======== DATA PROVIDED ========
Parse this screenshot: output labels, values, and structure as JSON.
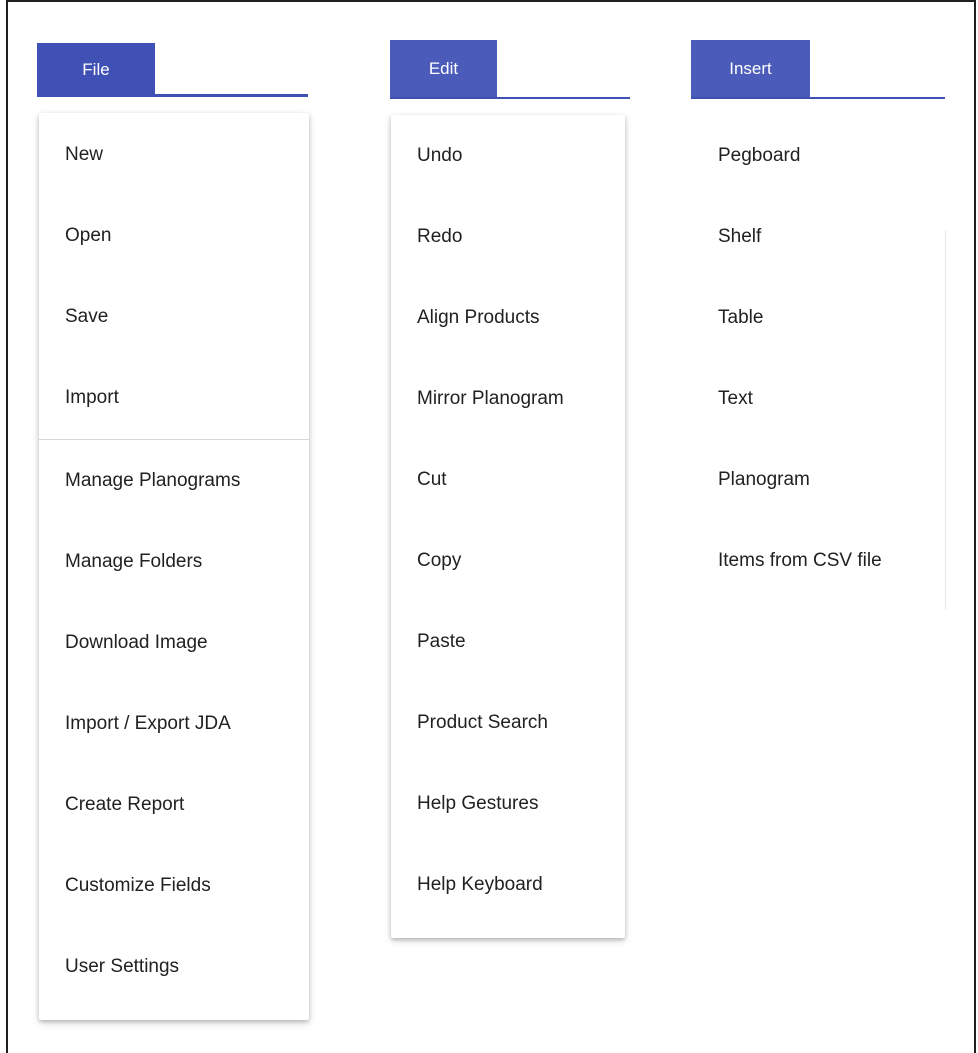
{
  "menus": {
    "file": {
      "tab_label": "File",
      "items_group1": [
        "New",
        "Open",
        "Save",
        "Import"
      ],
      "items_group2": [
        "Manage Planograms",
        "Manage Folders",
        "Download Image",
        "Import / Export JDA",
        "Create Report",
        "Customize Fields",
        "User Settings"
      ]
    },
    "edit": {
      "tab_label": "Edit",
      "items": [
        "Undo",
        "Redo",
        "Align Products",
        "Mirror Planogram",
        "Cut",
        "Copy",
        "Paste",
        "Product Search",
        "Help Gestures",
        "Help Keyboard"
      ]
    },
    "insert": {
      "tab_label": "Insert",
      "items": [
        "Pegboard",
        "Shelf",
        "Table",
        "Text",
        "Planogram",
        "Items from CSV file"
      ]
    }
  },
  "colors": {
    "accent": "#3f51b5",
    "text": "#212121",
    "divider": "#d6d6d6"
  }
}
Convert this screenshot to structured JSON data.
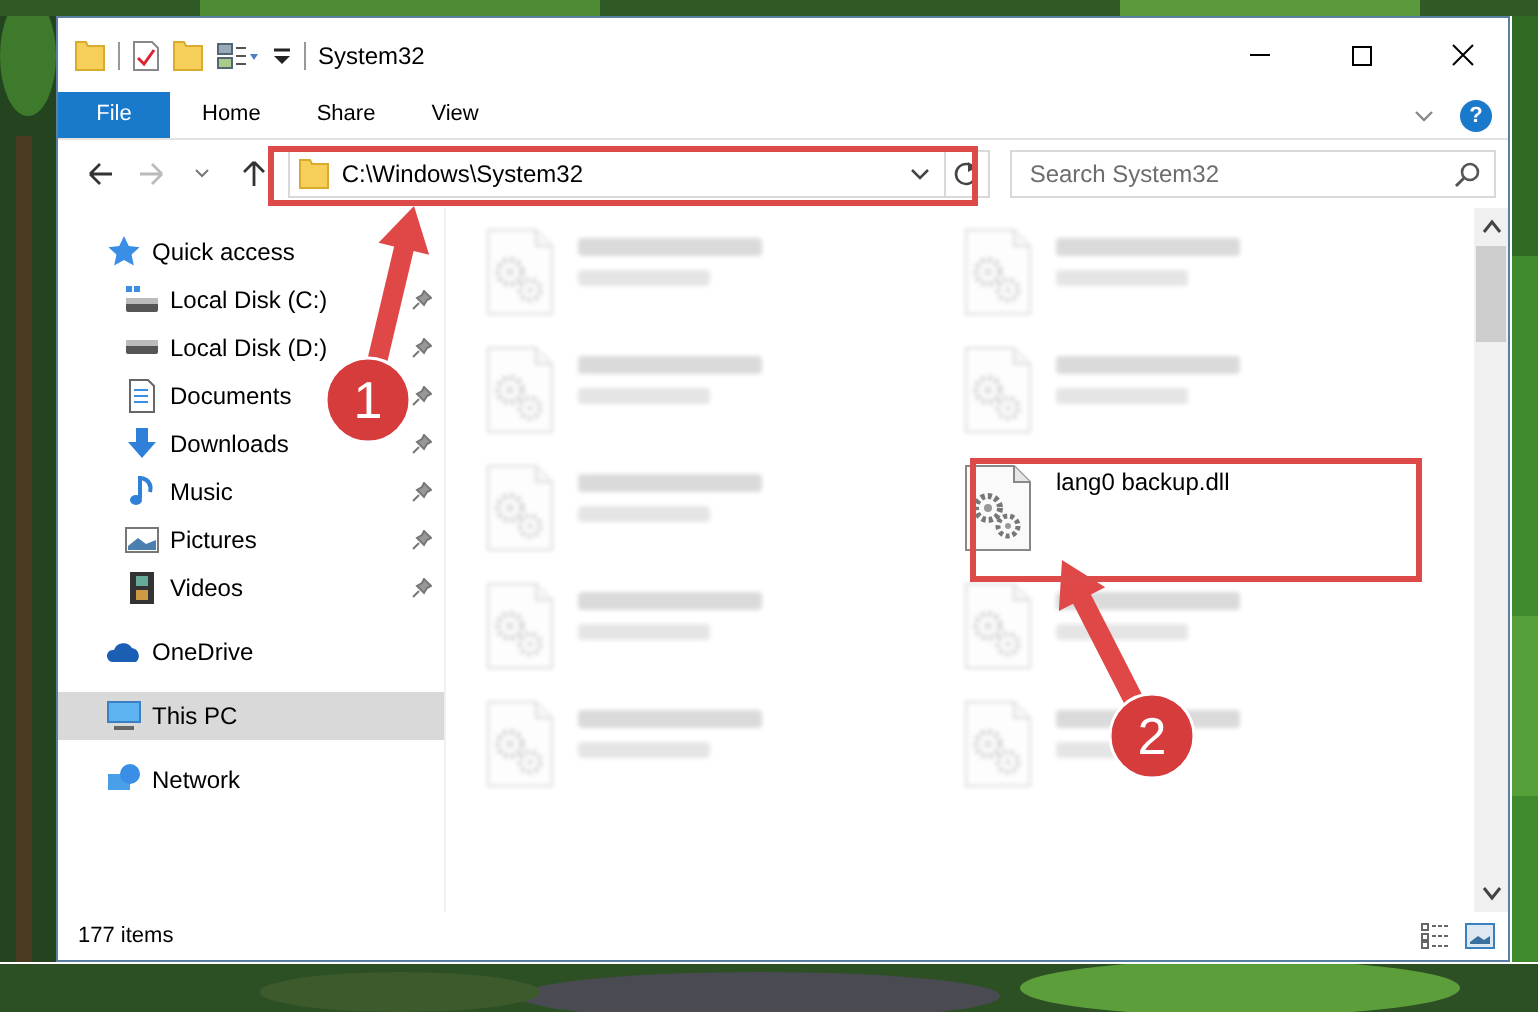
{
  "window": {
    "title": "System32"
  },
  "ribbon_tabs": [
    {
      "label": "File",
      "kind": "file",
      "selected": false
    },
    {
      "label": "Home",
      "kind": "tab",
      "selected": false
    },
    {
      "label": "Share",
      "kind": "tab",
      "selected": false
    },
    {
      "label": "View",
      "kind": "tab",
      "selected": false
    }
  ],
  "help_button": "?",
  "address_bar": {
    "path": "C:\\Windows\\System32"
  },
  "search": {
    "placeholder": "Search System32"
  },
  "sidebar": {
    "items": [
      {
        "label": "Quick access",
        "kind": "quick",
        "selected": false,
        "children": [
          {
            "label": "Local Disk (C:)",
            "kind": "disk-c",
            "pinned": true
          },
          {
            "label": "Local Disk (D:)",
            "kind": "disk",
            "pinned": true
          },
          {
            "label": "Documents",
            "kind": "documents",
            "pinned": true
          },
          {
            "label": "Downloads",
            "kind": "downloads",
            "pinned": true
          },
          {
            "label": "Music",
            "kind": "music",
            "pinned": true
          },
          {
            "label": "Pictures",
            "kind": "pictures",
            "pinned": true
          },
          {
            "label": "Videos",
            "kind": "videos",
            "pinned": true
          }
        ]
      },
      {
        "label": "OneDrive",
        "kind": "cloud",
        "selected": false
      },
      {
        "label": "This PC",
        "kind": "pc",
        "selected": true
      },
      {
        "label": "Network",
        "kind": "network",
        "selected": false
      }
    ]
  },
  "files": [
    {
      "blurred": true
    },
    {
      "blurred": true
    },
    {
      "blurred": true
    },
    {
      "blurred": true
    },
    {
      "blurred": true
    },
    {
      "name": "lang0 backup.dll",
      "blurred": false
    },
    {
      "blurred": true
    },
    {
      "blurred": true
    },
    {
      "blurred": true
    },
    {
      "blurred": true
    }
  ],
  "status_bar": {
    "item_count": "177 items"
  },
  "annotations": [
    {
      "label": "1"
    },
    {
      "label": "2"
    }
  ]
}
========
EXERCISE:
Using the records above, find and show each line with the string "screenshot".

WRITTEN RESPONSE:
Parse this screenshot: output labels, values, and structure as JSON.
Convert this screenshot to structured JSON data.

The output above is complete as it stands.